THE RECORDS below:

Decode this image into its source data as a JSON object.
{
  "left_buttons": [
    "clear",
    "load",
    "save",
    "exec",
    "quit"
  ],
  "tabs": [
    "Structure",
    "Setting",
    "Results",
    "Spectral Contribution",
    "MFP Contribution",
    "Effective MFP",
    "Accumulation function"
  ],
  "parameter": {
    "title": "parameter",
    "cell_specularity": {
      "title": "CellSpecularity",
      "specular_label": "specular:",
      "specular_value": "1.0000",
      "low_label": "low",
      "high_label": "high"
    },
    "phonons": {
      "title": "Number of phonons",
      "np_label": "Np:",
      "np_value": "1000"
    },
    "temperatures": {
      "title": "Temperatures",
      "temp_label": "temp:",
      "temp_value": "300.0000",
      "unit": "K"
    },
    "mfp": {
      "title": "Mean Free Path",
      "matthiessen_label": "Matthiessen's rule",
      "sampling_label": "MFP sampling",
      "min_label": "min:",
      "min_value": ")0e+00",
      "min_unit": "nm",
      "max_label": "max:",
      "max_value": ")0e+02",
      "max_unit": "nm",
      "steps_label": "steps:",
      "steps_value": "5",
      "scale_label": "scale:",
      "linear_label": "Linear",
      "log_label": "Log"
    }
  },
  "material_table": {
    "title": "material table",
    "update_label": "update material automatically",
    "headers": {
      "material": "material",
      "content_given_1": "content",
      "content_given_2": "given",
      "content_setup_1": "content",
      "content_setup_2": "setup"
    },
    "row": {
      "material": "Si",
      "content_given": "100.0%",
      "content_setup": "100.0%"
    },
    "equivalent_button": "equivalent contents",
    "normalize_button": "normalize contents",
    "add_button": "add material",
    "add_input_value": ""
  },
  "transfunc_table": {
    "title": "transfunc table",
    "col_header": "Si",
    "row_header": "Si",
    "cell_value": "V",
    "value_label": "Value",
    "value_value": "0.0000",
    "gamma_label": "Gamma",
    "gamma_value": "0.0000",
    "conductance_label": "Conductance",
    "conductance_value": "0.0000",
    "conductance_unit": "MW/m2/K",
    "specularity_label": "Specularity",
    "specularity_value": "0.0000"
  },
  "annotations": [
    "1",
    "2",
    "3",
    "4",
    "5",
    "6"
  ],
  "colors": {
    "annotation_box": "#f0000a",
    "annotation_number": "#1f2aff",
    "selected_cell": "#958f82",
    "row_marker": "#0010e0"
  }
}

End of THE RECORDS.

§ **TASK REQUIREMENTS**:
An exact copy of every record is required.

§ **RESPONSE TO THIS EXERCISE**:
Decode this image into its source data as a JSON object.
{
  "left_buttons": [
    "clear",
    "load",
    "save",
    "exec",
    "quit"
  ],
  "tabs": [
    "Structure",
    "Setting",
    "Results",
    "Spectral Contribution",
    "MFP Contribution",
    "Effective MFP",
    "Accumulation function"
  ],
  "parameter": {
    "title": "parameter",
    "cell_specularity": {
      "title": "CellSpecularity",
      "specular_label": "specular:",
      "specular_value": "1.0000",
      "low_label": "low",
      "high_label": "high"
    },
    "phonons": {
      "title": "Number of phonons",
      "np_label": "Np:",
      "np_value": "1000"
    },
    "temperatures": {
      "title": "Temperatures",
      "temp_label": "temp:",
      "temp_value": "300.0000",
      "unit": "K"
    },
    "mfp": {
      "title": "Mean Free Path",
      "matthiessen_label": "Matthiessen's rule",
      "sampling_label": "MFP sampling",
      "min_label": "min:",
      "min_value": ")0e+00",
      "min_unit": "nm",
      "max_label": "max:",
      "max_value": ")0e+02",
      "max_unit": "nm",
      "steps_label": "steps:",
      "steps_value": "5",
      "scale_label": "scale:",
      "linear_label": "Linear",
      "log_label": "Log"
    }
  },
  "material_table": {
    "title": "material table",
    "update_label": "update material automatically",
    "headers": {
      "material": "material",
      "content_given_1": "content",
      "content_given_2": "given",
      "content_setup_1": "content",
      "content_setup_2": "setup"
    },
    "row": {
      "material": "Si",
      "content_given": "100.0%",
      "content_setup": "100.0%"
    },
    "equivalent_button": "equivalent contents",
    "normalize_button": "normalize contents",
    "add_button": "add material",
    "add_input_value": ""
  },
  "transfunc_table": {
    "title": "transfunc table",
    "col_header": "Si",
    "row_header": "Si",
    "cell_value": "V",
    "value_label": "Value",
    "value_value": "0.0000",
    "gamma_label": "Gamma",
    "gamma_value": "0.0000",
    "conductance_label": "Conductance",
    "conductance_value": "0.0000",
    "conductance_unit": "MW/m2/K",
    "specularity_label": "Specularity",
    "specularity_value": "0.0000"
  },
  "annotations": [
    "1",
    "2",
    "3",
    "4",
    "5",
    "6"
  ],
  "colors": {
    "annotation_box": "#f0000a",
    "annotation_number": "#1f2aff",
    "selected_cell": "#958f82",
    "row_marker": "#0010e0"
  }
}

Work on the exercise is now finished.